§ Exercise aim
Report each line from the data below that holds the word "this".

§ Provided material
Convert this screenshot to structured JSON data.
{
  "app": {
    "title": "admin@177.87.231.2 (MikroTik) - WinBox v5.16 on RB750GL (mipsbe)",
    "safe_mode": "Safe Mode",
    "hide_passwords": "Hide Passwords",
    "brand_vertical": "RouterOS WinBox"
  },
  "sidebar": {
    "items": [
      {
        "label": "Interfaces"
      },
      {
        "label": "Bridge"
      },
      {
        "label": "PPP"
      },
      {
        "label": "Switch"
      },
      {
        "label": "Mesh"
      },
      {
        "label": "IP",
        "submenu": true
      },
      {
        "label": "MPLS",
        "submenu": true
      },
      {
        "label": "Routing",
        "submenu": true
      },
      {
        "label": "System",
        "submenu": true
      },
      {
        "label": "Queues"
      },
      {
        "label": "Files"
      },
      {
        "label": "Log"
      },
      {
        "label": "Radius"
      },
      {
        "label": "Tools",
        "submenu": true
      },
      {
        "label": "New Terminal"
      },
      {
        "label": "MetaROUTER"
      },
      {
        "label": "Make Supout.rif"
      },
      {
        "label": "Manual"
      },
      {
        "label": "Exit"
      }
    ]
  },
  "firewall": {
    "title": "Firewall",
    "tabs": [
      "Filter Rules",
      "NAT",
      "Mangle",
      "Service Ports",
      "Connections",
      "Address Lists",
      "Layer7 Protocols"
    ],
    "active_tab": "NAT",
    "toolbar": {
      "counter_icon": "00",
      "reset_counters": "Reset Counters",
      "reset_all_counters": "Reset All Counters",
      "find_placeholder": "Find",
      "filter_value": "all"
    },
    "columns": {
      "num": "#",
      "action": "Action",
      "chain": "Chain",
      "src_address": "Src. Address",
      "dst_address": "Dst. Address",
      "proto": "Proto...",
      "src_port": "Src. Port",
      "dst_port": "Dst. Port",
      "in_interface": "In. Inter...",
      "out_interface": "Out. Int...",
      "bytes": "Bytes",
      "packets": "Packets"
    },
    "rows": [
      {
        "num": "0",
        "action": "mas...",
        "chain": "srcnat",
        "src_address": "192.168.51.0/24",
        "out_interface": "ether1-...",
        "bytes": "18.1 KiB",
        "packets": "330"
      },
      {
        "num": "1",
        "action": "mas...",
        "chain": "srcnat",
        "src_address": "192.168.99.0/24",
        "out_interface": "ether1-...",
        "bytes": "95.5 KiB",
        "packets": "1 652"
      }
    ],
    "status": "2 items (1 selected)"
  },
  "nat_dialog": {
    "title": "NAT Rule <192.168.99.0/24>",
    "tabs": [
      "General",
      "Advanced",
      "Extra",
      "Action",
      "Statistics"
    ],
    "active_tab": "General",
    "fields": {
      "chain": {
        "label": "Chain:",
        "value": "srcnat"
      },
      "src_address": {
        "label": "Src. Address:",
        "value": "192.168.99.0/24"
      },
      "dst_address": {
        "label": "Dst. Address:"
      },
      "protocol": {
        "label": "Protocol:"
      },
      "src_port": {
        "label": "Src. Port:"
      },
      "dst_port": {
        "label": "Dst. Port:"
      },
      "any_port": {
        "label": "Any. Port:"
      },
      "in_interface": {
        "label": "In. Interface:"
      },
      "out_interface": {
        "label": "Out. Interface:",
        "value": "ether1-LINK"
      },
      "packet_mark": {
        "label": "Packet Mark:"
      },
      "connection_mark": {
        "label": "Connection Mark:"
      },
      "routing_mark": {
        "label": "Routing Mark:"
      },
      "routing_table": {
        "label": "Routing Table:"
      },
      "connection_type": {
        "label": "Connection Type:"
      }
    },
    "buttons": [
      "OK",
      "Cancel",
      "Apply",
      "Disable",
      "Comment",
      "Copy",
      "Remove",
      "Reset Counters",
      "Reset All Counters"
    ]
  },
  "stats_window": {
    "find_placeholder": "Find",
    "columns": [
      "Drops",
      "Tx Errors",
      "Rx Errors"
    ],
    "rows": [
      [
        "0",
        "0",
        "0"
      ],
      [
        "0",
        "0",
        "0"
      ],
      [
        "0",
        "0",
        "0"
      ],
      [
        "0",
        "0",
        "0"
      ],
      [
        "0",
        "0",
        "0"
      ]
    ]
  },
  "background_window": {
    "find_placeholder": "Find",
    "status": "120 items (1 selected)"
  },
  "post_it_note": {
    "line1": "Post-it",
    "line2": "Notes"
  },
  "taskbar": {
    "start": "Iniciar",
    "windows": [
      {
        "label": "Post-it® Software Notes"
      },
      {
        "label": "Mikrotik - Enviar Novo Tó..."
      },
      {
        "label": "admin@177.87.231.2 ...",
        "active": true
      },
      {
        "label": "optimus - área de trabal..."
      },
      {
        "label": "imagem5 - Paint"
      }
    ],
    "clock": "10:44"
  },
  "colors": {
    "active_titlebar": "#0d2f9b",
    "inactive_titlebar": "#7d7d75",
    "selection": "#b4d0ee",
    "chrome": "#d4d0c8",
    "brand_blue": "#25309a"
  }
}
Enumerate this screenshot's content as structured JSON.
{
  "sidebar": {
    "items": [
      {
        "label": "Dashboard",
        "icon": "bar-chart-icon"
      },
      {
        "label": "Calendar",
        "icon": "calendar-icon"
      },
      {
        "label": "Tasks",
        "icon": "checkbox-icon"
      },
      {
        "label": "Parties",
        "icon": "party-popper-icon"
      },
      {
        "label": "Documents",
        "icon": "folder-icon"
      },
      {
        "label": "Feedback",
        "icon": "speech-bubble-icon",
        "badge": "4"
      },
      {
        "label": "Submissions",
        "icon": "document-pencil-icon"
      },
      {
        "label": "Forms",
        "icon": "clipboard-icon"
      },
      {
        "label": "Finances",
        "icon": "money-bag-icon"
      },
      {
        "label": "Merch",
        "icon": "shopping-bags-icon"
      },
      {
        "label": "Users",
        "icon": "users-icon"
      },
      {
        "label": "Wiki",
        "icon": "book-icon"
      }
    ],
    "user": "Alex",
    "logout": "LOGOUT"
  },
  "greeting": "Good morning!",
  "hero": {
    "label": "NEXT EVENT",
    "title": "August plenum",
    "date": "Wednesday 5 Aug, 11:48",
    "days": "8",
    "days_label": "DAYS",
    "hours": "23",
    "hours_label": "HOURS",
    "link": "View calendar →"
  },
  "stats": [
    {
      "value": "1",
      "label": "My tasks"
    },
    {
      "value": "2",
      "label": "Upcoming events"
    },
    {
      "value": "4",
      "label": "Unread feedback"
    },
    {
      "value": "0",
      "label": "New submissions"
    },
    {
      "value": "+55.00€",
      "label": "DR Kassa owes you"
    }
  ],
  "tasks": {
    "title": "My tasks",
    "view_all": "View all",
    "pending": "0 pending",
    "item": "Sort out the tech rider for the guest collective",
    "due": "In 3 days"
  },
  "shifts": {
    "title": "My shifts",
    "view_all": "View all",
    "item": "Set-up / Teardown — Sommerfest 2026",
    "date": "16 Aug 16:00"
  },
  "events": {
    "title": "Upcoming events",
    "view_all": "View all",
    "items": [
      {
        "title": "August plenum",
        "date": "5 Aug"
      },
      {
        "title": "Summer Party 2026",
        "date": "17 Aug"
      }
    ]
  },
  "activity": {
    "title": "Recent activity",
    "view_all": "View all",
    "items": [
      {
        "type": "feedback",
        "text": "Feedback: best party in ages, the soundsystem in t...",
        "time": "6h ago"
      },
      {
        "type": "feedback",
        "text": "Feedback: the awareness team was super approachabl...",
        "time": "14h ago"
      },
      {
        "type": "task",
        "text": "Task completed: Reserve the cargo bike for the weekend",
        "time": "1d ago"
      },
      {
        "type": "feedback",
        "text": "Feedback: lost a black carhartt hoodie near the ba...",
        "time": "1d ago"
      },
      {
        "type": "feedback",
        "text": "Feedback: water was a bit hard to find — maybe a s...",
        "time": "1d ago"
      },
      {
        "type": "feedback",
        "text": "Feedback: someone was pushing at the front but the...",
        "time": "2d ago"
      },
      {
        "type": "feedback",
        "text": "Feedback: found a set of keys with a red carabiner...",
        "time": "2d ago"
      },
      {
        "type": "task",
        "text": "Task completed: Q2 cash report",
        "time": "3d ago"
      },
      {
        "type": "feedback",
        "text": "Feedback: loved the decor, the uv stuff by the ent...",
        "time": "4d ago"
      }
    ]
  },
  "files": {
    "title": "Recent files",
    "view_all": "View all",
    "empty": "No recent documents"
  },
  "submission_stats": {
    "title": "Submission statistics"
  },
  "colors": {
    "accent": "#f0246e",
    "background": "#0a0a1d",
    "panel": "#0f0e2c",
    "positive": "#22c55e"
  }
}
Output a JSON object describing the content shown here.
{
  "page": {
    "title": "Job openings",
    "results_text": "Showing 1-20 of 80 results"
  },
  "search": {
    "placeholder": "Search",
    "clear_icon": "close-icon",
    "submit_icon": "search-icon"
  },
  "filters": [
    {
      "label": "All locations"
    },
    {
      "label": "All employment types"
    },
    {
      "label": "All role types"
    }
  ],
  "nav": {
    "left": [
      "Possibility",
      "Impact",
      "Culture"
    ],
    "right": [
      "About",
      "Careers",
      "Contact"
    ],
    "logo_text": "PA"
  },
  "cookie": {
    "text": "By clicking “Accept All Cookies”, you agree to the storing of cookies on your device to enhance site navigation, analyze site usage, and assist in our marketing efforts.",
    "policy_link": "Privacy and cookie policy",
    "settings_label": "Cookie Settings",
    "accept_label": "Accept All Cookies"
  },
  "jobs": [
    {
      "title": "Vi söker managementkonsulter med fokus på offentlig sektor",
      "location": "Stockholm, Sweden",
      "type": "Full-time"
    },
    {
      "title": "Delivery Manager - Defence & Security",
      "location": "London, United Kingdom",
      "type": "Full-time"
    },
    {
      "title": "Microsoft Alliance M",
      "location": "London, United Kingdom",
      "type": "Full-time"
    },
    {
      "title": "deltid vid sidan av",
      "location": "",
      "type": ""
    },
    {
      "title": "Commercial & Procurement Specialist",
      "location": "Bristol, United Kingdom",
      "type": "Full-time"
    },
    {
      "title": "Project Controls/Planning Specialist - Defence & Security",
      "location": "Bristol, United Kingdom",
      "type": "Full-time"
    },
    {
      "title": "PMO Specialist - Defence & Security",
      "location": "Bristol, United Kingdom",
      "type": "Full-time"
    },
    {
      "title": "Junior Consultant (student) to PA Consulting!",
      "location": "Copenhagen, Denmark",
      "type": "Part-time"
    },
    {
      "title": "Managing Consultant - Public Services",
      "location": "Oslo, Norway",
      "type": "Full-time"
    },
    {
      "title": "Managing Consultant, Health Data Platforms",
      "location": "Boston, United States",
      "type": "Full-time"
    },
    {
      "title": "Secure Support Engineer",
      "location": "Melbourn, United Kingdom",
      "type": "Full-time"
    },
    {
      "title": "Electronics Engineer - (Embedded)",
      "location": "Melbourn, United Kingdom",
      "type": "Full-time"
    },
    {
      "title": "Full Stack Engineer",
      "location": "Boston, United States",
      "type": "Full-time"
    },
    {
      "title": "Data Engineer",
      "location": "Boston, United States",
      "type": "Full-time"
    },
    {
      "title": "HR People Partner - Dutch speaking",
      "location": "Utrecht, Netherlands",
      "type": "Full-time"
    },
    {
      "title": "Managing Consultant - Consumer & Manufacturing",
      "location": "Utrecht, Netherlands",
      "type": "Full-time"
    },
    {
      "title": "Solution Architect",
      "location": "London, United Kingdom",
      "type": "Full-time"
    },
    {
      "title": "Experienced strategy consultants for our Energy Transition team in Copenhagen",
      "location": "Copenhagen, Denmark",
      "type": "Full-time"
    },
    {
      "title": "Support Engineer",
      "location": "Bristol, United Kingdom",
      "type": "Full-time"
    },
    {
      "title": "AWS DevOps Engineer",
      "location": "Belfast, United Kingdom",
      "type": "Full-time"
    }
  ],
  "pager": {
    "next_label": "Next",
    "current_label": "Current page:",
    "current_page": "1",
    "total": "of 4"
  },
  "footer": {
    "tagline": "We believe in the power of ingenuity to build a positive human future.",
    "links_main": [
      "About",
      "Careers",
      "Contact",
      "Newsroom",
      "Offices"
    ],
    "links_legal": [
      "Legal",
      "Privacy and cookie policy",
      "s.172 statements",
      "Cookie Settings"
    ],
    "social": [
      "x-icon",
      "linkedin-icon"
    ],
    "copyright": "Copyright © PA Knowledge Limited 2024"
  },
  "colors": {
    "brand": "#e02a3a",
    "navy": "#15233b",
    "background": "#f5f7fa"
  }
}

§ Expected answer
Convert this screenshot to structured JSON data.
Enumerate this screenshot's content as structured JSON.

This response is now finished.